(Material for this task begins)

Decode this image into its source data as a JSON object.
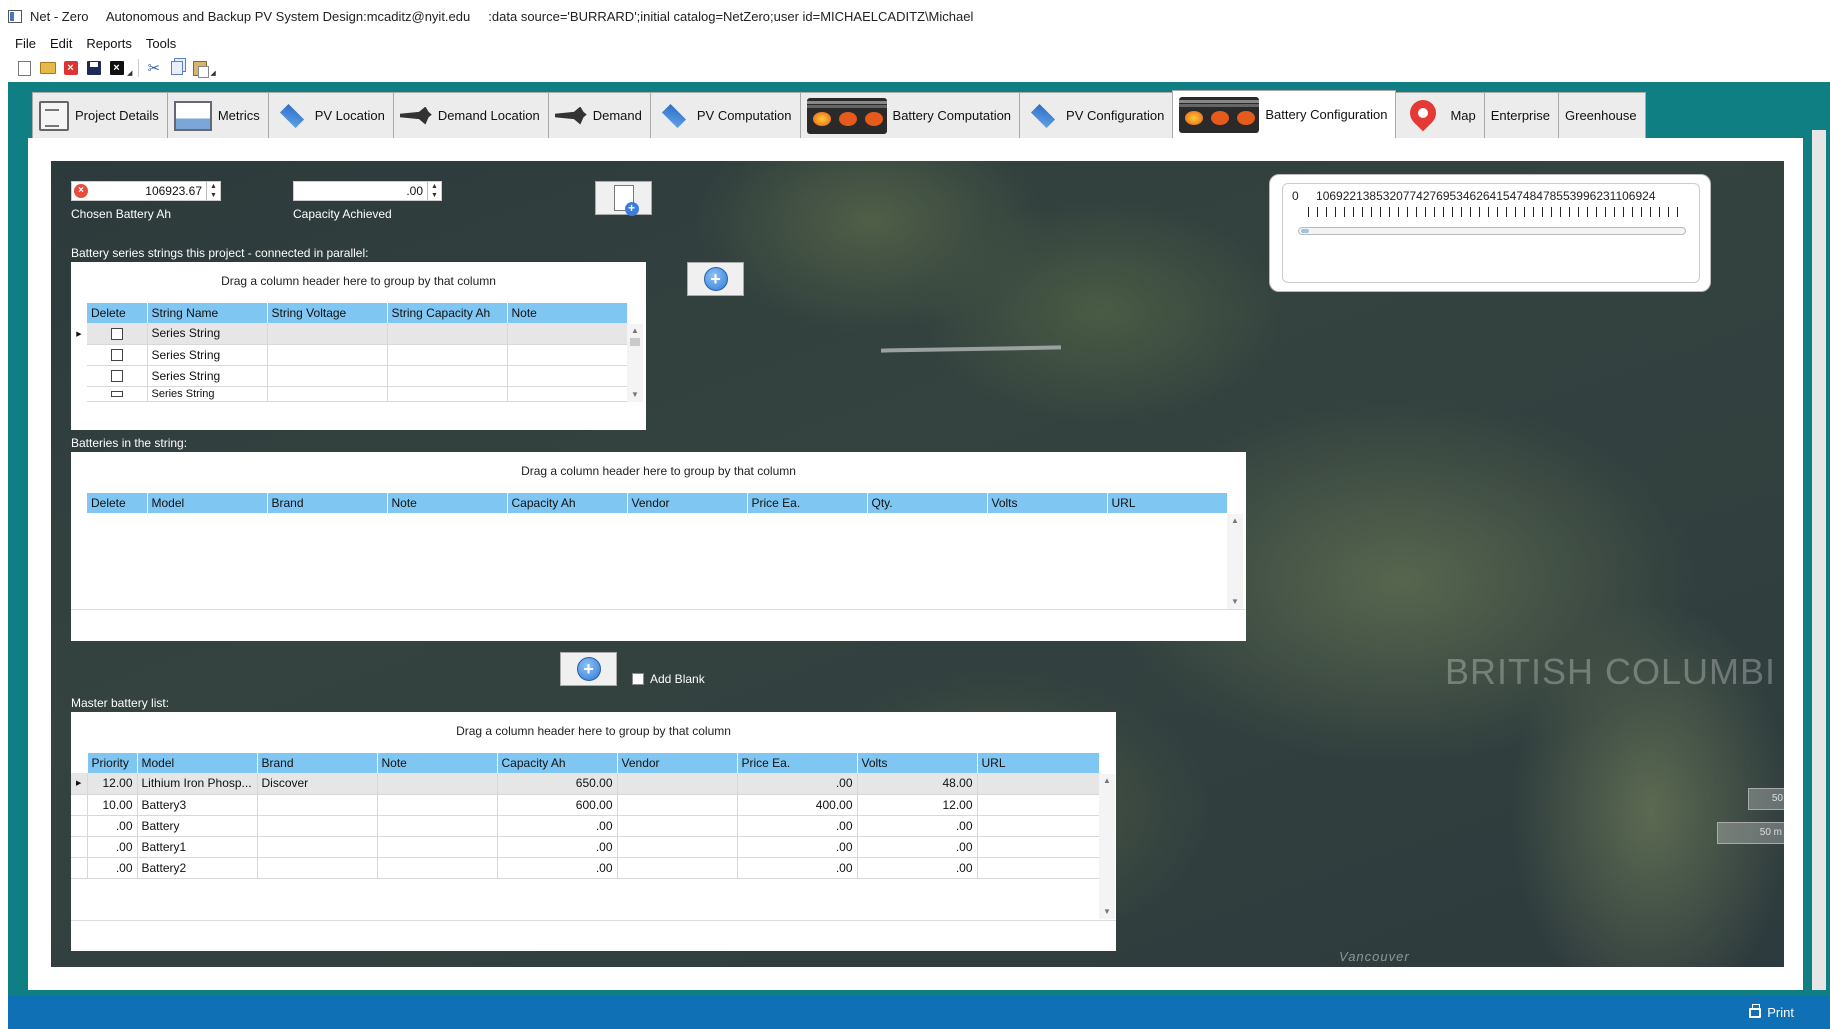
{
  "window": {
    "title": "Net - Zero     Autonomous and Backup PV System Design:mcaditz@nyit.edu     :data source='BURRARD';initial catalog=NetZero;user id=MICHAELCADITZ\\Michael"
  },
  "menu": {
    "file": "File",
    "edit": "Edit",
    "reports": "Reports",
    "tools": "Tools"
  },
  "tabs": {
    "project_details": "Project Details",
    "metrics": "Metrics",
    "pv_location": "PV Location",
    "demand_location": "Demand Location",
    "demand": "Demand",
    "pv_computation": "PV Computation",
    "battery_computation": "Battery Computation",
    "pv_configuration": "PV Configuration",
    "battery_configuration": "Battery Configuration",
    "map": "Map",
    "enterprise": "Enterprise",
    "greenhouse": "Greenhouse",
    "active": "Battery Configuration"
  },
  "fields": {
    "chosen_battery_ah_value": "106923.67",
    "chosen_battery_ah_label": "Chosen Battery Ah",
    "capacity_achieved_value": ".00",
    "capacity_achieved_label": "Capacity Achieved"
  },
  "slider": {
    "min": "0",
    "max_label": "1069221385320774276953462641547484785539962311069​24"
  },
  "strings_grid": {
    "caption": "Battery series strings this project - connected in parallel:",
    "group_hint": "Drag a column header here to group by that column",
    "columns": {
      "delete": "Delete",
      "name": "String Name",
      "voltage": "String Voltage",
      "capacity": "String Capacity Ah",
      "note": "Note"
    },
    "rows": [
      {
        "name": "Series String"
      },
      {
        "name": "Series String"
      },
      {
        "name": "Series String"
      },
      {
        "name": "Series String"
      }
    ]
  },
  "batteries_grid": {
    "caption": "Batteries in the string:",
    "group_hint": "Drag a column header here to group by that column",
    "columns": {
      "delete": "Delete",
      "model": "Model",
      "brand": "Brand",
      "note": "Note",
      "capacity": "Capacity Ah",
      "vendor": "Vendor",
      "price": "Price Ea.",
      "qty": "Qty.",
      "volts": "Volts",
      "url": "URL"
    }
  },
  "add_blank": {
    "label": "Add Blank"
  },
  "master_grid": {
    "caption": "Master battery list:",
    "group_hint": "Drag a column header here to group by that column",
    "columns": {
      "priority": "Priority",
      "model": "Model",
      "brand": "Brand",
      "note": "Note",
      "capacity": "Capacity Ah",
      "vendor": "Vendor",
      "price": "Price Ea.",
      "volts": "Volts",
      "url": "URL"
    },
    "rows": [
      {
        "priority": "12.00",
        "model": "Lithium Iron Phosp...",
        "brand": "Discover",
        "note": "",
        "capacity": "650.00",
        "vendor": "",
        "price": ".00",
        "volts": "48.00",
        "url": ""
      },
      {
        "priority": "10.00",
        "model": "Battery3",
        "brand": "",
        "note": "",
        "capacity": "600.00",
        "vendor": "",
        "price": "400.00",
        "volts": "12.00",
        "url": ""
      },
      {
        "priority": ".00",
        "model": "Battery",
        "brand": "",
        "note": "",
        "capacity": ".00",
        "vendor": "",
        "price": ".00",
        "volts": ".00",
        "url": ""
      },
      {
        "priority": ".00",
        "model": "Battery1",
        "brand": "",
        "note": "",
        "capacity": ".00",
        "vendor": "",
        "price": ".00",
        "volts": ".00",
        "url": ""
      },
      {
        "priority": ".00",
        "model": "Battery2",
        "brand": "",
        "note": "",
        "capacity": ".00",
        "vendor": "",
        "price": ".00",
        "volts": ".00",
        "url": ""
      }
    ]
  },
  "map": {
    "region_label": "BRITISH COLUMBI",
    "city_label": "Vancouver",
    "scale_1": "50",
    "scale_2": "50 m"
  },
  "status": {
    "print_label": "Print"
  }
}
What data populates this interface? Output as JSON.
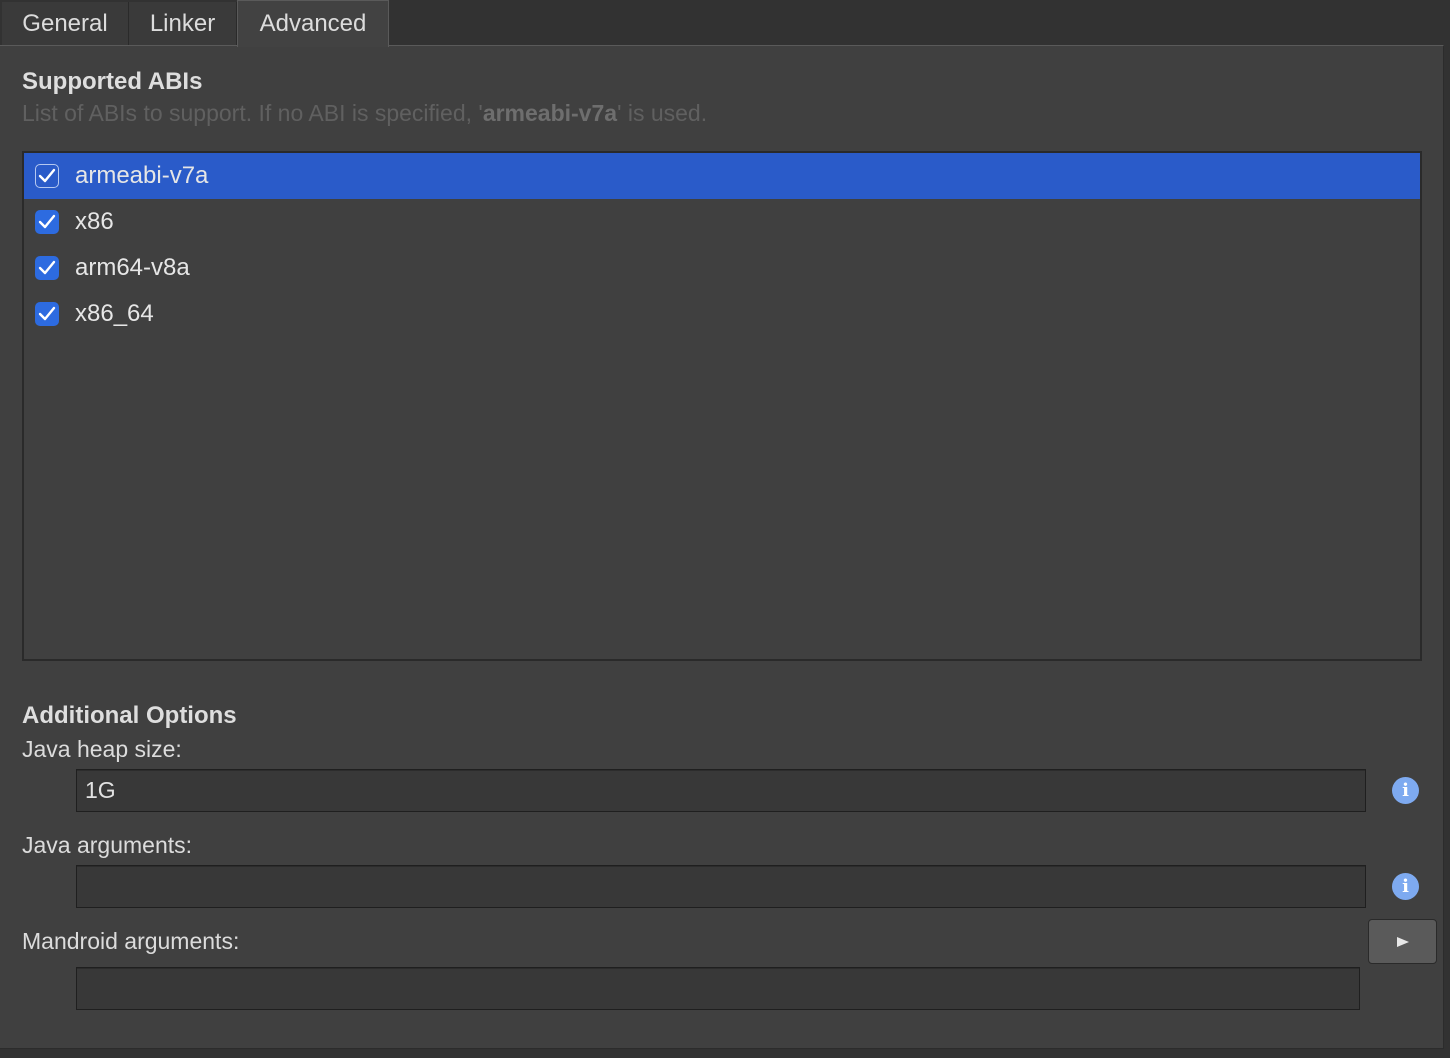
{
  "tabs": [
    {
      "label": "General"
    },
    {
      "label": "Linker"
    },
    {
      "label": "Advanced"
    }
  ],
  "supported_abis": {
    "title": "Supported ABIs",
    "description_prefix": "List of ABIs to support. If no ABI is specified, '",
    "description_default": "armeabi-v7a",
    "description_suffix": "' is used.",
    "items": [
      {
        "label": "armeabi-v7a",
        "checked": true,
        "selected": true
      },
      {
        "label": "x86",
        "checked": true,
        "selected": false
      },
      {
        "label": "arm64-v8a",
        "checked": true,
        "selected": false
      },
      {
        "label": "x86_64",
        "checked": true,
        "selected": false
      }
    ]
  },
  "additional_options": {
    "title": "Additional Options",
    "java_heap_size": {
      "label": "Java heap size:",
      "value": "1G"
    },
    "java_arguments": {
      "label": "Java arguments:",
      "value": ""
    },
    "mandroid_arguments": {
      "label": "Mandroid arguments:",
      "value": ""
    }
  },
  "icons": {
    "info": "info-icon",
    "run": "play-icon",
    "check": "checkmark-icon"
  },
  "colors": {
    "selection": "#2a5bc9",
    "checkbox": "#2d6be0",
    "info": "#7eaaf0"
  }
}
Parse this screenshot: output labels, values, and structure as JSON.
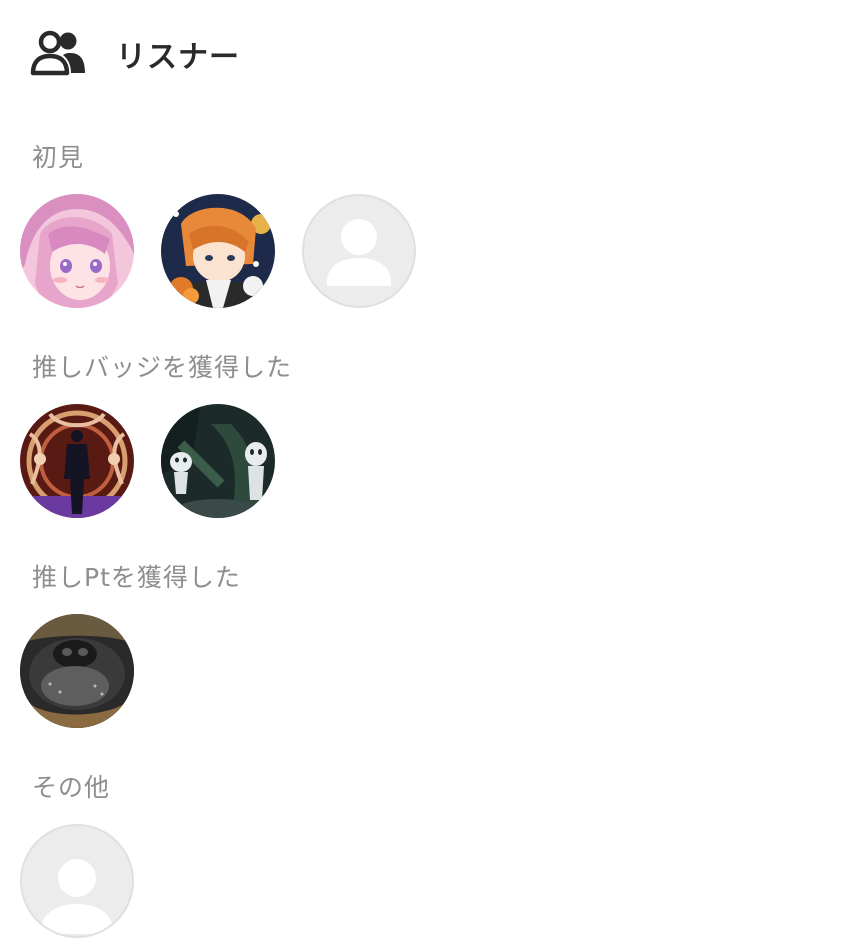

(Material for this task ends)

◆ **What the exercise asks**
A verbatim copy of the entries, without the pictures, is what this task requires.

◆ **Task solution**
Decode this image into its source data as a JSON object.
{
  "window": {
    "title": "Net - Zero     Autonomous and Backup PV System Design:mcaditz@nyit.edu     :data source='BURRARD';initial catalog=NetZero;user id=MICHAELCADITZ\\Michael"
  },
  "menu": {
    "file": "File",
    "edit": "Edit",
    "reports": "Reports",
    "tools": "Tools"
  },
  "tabs": {
    "project_details": "Project Details",
    "metrics": "Metrics",
    "pv_location": "PV Location",
    "demand_location": "Demand Location",
    "demand": "Demand",
    "pv_computation": "PV Computation",
    "battery_computation": "Battery Computation",
    "pv_configuration": "PV Configuration",
    "battery_configuration": "Battery Configuration",
    "map": "Map",
    "enterprise": "Enterprise",
    "greenhouse": "Greenhouse",
    "active": "Battery Configuration"
  },
  "fields": {
    "chosen_battery_ah_value": "106923.67",
    "chosen_battery_ah_label": "Chosen Battery Ah",
    "capacity_achieved_value": ".00",
    "capacity_achieved_label": "Capacity Achieved"
  },
  "slider": {
    "min": "0",
    "max_label": "1069221385320774276953462641547484785539962311069​24"
  },
  "strings_grid": {
    "caption": "Battery series strings this project - connected in parallel:",
    "group_hint": "Drag a column header here to group by that column",
    "columns": {
      "delete": "Delete",
      "name": "String Name",
      "voltage": "String Voltage",
      "capacity": "String Capacity Ah",
      "note": "Note"
    },
    "rows": [
      {
        "name": "Series String"
      },
      {
        "name": "Series String"
      },
      {
        "name": "Series String"
      },
      {
        "name": "Series String"
      }
    ]
  },
  "batteries_grid": {
    "caption": "Batteries in the string:",
    "group_hint": "Drag a column header here to group by that column",
    "columns": {
      "delete": "Delete",
      "model": "Model",
      "brand": "Brand",
      "note": "Note",
      "capacity": "Capacity Ah",
      "vendor": "Vendor",
      "price": "Price Ea.",
      "qty": "Qty.",
      "volts": "Volts",
      "url": "URL"
    }
  },
  "add_blank": {
    "label": "Add Blank"
  },
  "master_grid": {
    "caption": "Master battery list:",
    "group_hint": "Drag a column header here to group by that column",
    "columns": {
      "priority": "Priority",
      "model": "Model",
      "brand": "Brand",
      "note": "Note",
      "capacity": "Capacity Ah",
      "vendor": "Vendor",
      "price": "Price Ea.",
      "volts": "Volts",
      "url": "URL"
    },
    "rows": [
      {
        "priority": "12.00",
        "model": "Lithium Iron Phosp...",
        "brand": "Discover",
        "note": "",
        "capacity": "650.00",
        "vendor": "",
        "price": ".00",
        "volts": "48.00",
        "url": ""
      },
      {
        "priority": "10.00",
        "model": "Battery3",
        "brand": "",
        "note": "",
        "capacity": "600.00",
        "vendor": "",
        "price": "400.00",
        "volts": "12.00",
        "url": ""
      },
      {
        "priority": ".00",
        "model": "Battery",
        "brand": "",
        "note": "",
        "capacity": ".00",
        "vendor": "",
        "price": ".00",
        "volts": ".00",
        "url": ""
      },
      {
        "priority": ".00",
        "model": "Battery1",
        "brand": "",
        "note": "",
        "capacity": ".00",
        "vendor": "",
        "price": ".00",
        "volts": ".00",
        "url": ""
      },
      {
        "priority": ".00",
        "model": "Battery2",
        "brand": "",
        "note": "",
        "capacity": ".00",
        "vendor": "",
        "price": ".00",
        "volts": ".00",
        "url": ""
      }
    ]
  },
  "map": {
    "region_label": "BRITISH COLUMBI",
    "city_label": "Vancouver",
    "scale_1": "50",
    "scale_2": "50 m"
  },
  "status": {
    "print_label": "Print"
  }
}
What data populates this interface? Output as JSON.
{
  "tabs": [
    {
      "label": "General"
    },
    {
      "label": "Linker"
    },
    {
      "label": "Advanced"
    }
  ],
  "supported_abis": {
    "title": "Supported ABIs",
    "description_prefix": "List of ABIs to support. If no ABI is specified, '",
    "description_default": "armeabi-v7a",
    "description_suffix": "' is used.",
    "items": [
      {
        "label": "armeabi-v7a",
        "checked": true,
        "selected": true
      },
      {
        "label": "x86",
        "checked": true,
        "selected": false
      },
      {
        "label": "arm64-v8a",
        "checked": true,
        "selected": false
      },
      {
        "label": "x86_64",
        "checked": true,
        "selected": false
      }
    ]
  },
  "additional_options": {
    "title": "Additional Options",
    "java_heap_size": {
      "label": "Java heap size:",
      "value": "1G"
    },
    "java_arguments": {
      "label": "Java arguments:",
      "value": ""
    },
    "mandroid_arguments": {
      "label": "Mandroid arguments:",
      "value": ""
    }
  },
  "icons": {
    "info": "info-icon",
    "run": "play-icon",
    "check": "checkmark-icon"
  },
  "colors": {
    "selection": "#2a5bc9",
    "checkbox": "#2d6be0",
    "info": "#7eaaf0"
  }
}
Parse this screenshot: output labels, values, and structure as JSON.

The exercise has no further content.